In 2018, Kwon Do-hyung, a South Korean businessman, co-founded Terraform Labs, a company focused on the development of a stablecoin (Terra) that used a secondary cryptocurrency (Luna) as a governance token (Kereiakes et al. 2019). TerraUSD/UST was a stablecoin pegged to the U.S. dollar. Like other algorithmic stablecoins in the DeFi ecosystem, TerraUSD was not backed by fiat assets. Instead, it relied on the Luna governance token to absorb volatility by facilitating the swap between Terra and Luna at Terra’s target exchange rate (Kereiakes et al. 2019). As the market value of Terra and Luna were highly dependent on each other, the inefficiencies of either one meant a considerable risk to the entire Terra/Luna ecosystem, eventually leading to its rapid collapse. In May 2022, right before Terra UST lost its peg to USD, UST reached its peak market capitalization by surpassing $18 billion. Being the third largest stablecoin at the time, the depegging event triggered immediate investor panic, leading to a surge in UST withdrawal and swap activities, with almost no market demand for the Luna cryptocurrency. Multiple factors may have been responsible for the crash. In addition to the algorithmic stablecoin design vulnerabilities and allegations of a coordinated attack targeting the Terra ecosystem, it was concluded by several sources that the Anchor Protocol funds outflow put increased pressure that eventually broke the UST peg (Barthere et al. 2022).

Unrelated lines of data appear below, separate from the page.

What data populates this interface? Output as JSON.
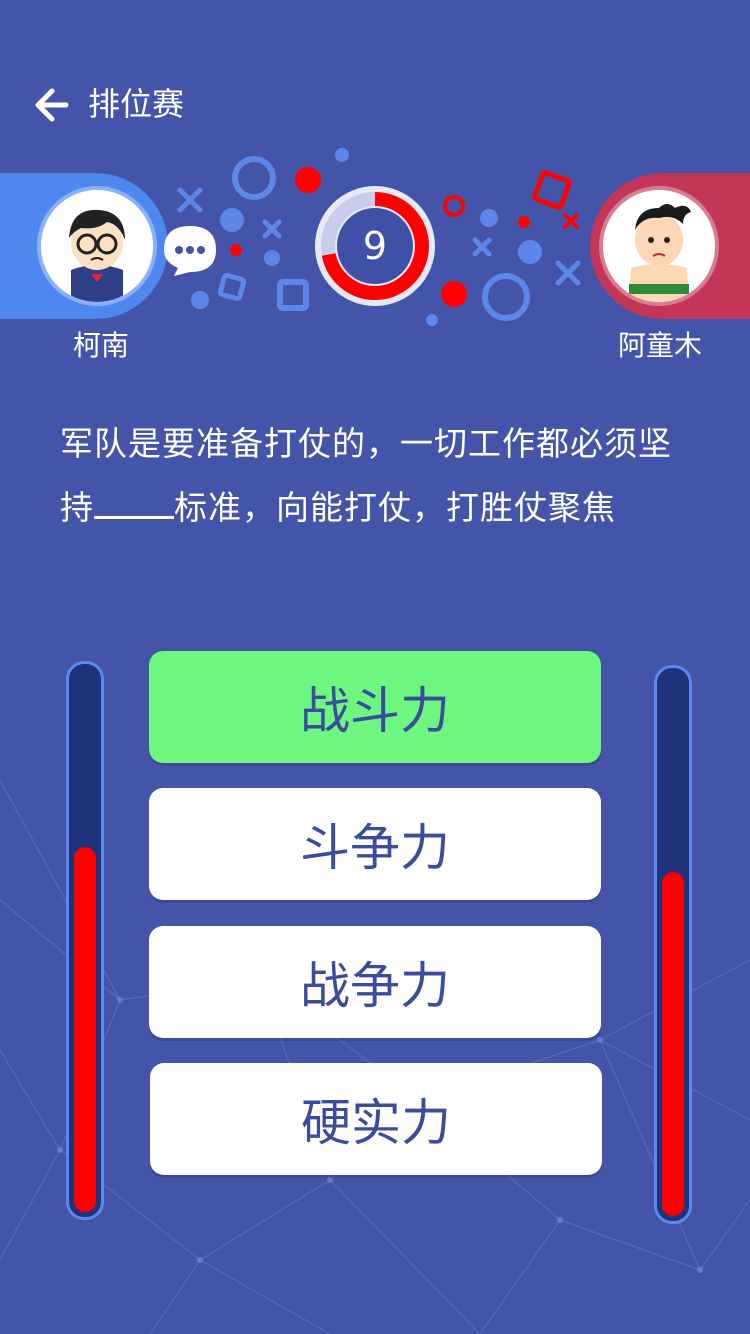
{
  "header": {
    "title": "排位赛",
    "back_icon": "arrow-left-icon"
  },
  "players": {
    "left": {
      "name": "柯南",
      "avatar": "conan-avatar",
      "bar_color": "#4e87ee",
      "score_fraction": 0.68
    },
    "right": {
      "name": "阿童木",
      "avatar": "astro-boy-avatar",
      "bar_color": "#c23658",
      "score_fraction": 0.64
    }
  },
  "timer": {
    "value": "9",
    "progress_fraction": 0.72,
    "ring_color": "#ff0000"
  },
  "question": {
    "part1": "军队是要准备打仗的，一切工作都必须坚持",
    "part2": "标准，向能打仗，打胜仗聚焦"
  },
  "options": [
    {
      "label": "战斗力",
      "selected": true
    },
    {
      "label": "斗争力",
      "selected": false
    },
    {
      "label": "战争力",
      "selected": false
    },
    {
      "label": "硬实力",
      "selected": false
    }
  ],
  "colors": {
    "background": "#4454a8",
    "selected_option": "#6ef77e",
    "option_text": "#3a4c9e"
  }
}
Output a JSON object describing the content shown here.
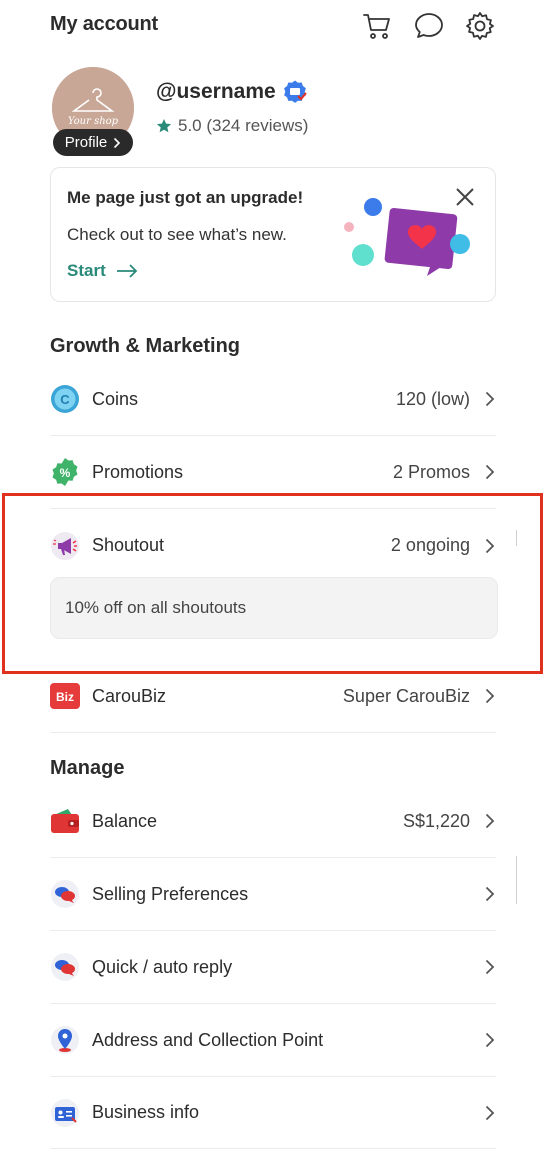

Anchor was introduced in 2020 as a savings protocol on the Terra blockchain (Platias et al. 2020). It quickly became one of Terra’s most popular projects, offering nearly 20% annual percentage yield (APY) for UST deposits. The introduction of Anchor resulted in the increase of the circulating UST in the market, along with a rising number of lenders and a relatively small number of borrowers, which is believed to have caused the reserves to decrease over time. By April 2022, more than 72% of all USTs were deposited in Anchor, which underlined the critical state of UST’s dependency on Anchor’s success (Kelly 2022). On-chain analysis performed by the Nansen research team showed that a few players moved the funds out of the Anchor protocol prior to the depeg. Specifically, from 7-10 May 2022, the top 20 addresses collectively withdrew 2 billion UST from Anchor through a total of 5,051 transactions (Barthere et al. 2022). Whether the substantial unstacking and selling were a reaction to market volatility, vulnerability exploits, or a deliberate attack is a subject of ongoing debate.

Even the Luna Foundation Guard (LFG), established in February 2022 to support and uphold the UST peg, proved unsuccessful in mitigating the consequences of the market crash. The whole Terra ecosystem suffered from a liquidity crisis where the entire value of Luna could not balance out the value of UST. The efforts to defend the depeg involved liquidating reserves totaling billions of US dollars in various cryptocurrencies such as BTC, BNB, and USDT. However, those efforts were unsuccessful and may have contributed to a subsequent decline in the broader DeFi ecosystem, negatively affecting projects like Alameda Research, a quantitative cryptocurrency trading firm closely linked to the FTX crypto exchange."